Friday, 21 August 2015

Forgotten Book - Called Back

A very, very long time ago,I reviewed Hugh Conway's novel Called Back for Geoff Bradley's magazine CADS. I enjoyed it then, and I enjoyed it all over again when I was asked to contribute an introduction to a welcome republication of the book by Harper Collins. It's just been published, and I hope that before long, it won't be possible to describe Called Back as a Forgotten Book any longer.

This novel was first published in 1883, so it preceded the first appearance of Sherlock Holmes, although it post-dated the best work of Wilkie Collins. The storyline is admittedly very melodramatic. A blind man inadvertently stumbles across a murder - and when he later regains his sight, the plot thickens rapidly.
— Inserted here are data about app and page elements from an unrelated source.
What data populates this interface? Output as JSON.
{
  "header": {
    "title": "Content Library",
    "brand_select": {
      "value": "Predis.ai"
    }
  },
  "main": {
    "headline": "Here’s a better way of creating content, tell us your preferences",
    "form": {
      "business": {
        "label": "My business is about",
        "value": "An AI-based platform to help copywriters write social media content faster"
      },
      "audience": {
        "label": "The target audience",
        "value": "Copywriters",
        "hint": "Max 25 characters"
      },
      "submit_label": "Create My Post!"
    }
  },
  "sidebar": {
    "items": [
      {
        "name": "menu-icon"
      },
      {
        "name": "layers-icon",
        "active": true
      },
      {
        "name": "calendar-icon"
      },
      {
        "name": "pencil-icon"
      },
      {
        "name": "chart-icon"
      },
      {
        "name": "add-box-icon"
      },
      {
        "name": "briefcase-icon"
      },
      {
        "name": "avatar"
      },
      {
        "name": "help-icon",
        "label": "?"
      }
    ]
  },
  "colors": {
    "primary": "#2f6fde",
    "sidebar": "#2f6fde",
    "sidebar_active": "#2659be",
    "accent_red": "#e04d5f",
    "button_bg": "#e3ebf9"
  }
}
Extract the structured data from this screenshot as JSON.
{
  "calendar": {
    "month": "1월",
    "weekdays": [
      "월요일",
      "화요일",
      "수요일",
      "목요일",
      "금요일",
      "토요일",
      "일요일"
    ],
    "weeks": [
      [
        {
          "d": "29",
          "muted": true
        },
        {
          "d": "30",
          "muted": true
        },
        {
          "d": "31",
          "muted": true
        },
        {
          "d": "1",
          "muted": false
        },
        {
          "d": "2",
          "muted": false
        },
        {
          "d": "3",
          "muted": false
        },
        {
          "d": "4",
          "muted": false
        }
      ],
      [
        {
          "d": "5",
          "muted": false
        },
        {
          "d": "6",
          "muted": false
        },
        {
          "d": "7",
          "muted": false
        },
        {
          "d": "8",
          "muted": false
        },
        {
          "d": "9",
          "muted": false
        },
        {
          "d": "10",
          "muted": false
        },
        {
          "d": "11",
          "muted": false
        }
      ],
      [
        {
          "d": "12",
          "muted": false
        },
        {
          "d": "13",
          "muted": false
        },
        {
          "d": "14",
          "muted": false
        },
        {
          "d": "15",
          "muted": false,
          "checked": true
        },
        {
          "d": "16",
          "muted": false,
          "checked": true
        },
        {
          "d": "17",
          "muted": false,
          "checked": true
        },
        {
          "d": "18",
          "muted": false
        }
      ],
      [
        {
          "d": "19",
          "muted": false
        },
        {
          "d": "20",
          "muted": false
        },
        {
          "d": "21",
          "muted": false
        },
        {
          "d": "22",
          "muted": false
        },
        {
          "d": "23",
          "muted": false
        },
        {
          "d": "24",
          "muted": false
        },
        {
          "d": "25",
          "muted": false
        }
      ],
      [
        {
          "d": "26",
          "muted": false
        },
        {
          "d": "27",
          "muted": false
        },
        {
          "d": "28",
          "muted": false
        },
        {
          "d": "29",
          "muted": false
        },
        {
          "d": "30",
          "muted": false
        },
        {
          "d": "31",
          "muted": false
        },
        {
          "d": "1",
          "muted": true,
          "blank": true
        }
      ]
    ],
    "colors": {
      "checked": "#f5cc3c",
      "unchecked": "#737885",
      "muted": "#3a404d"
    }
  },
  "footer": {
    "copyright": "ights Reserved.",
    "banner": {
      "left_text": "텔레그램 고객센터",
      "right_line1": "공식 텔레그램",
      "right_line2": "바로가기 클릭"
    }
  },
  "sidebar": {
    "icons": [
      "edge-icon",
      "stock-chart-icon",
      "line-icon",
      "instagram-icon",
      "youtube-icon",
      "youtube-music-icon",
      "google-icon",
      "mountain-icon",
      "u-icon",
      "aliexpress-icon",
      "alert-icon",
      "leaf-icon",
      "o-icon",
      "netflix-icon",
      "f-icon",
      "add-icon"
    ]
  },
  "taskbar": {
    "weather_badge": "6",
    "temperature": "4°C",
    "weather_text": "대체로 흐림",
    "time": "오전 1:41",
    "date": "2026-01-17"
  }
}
As usual, I don't want to say too much about the detail of the mystery, but if you make allowances for when it was written, I think that - even though the contemporary comparisons of Conway to Collins were over-done - you will see why it did well. Fargus could tell a good story.

The book's impact was massive. Apparently over 300,000 copies were sold in twelve months, the story was adapted for the stage, and burlesque versions were produced. Conway's name was made. In fact, Hugh Conway was a pen-name adopted by Frederick Fargus. He was born in Bristol in 1848 (perhaps Crimefest should celebrate him?) but died at the age of 37 before he'd had enough time to show that he could sustain the story-telling promise of this book in the long term. A great pity.

Harper Collins have issued this book along with a couple of others, in a new Detective Story Club edition, with a facsimile of the jacket used when the book was published under the Club's imprint in 1929. The relaunch of the Detective Story Club follows Harper Collins' earlier success with the reissuing of Detection Club books such as The Floating Admiral and Ask a Policeman, and I'm very much hoping that this will prove to be a long-running venture. The more forgotten books that are made available for present day readers, the better, above all when they are lively affairs such as Called Back.

No comments: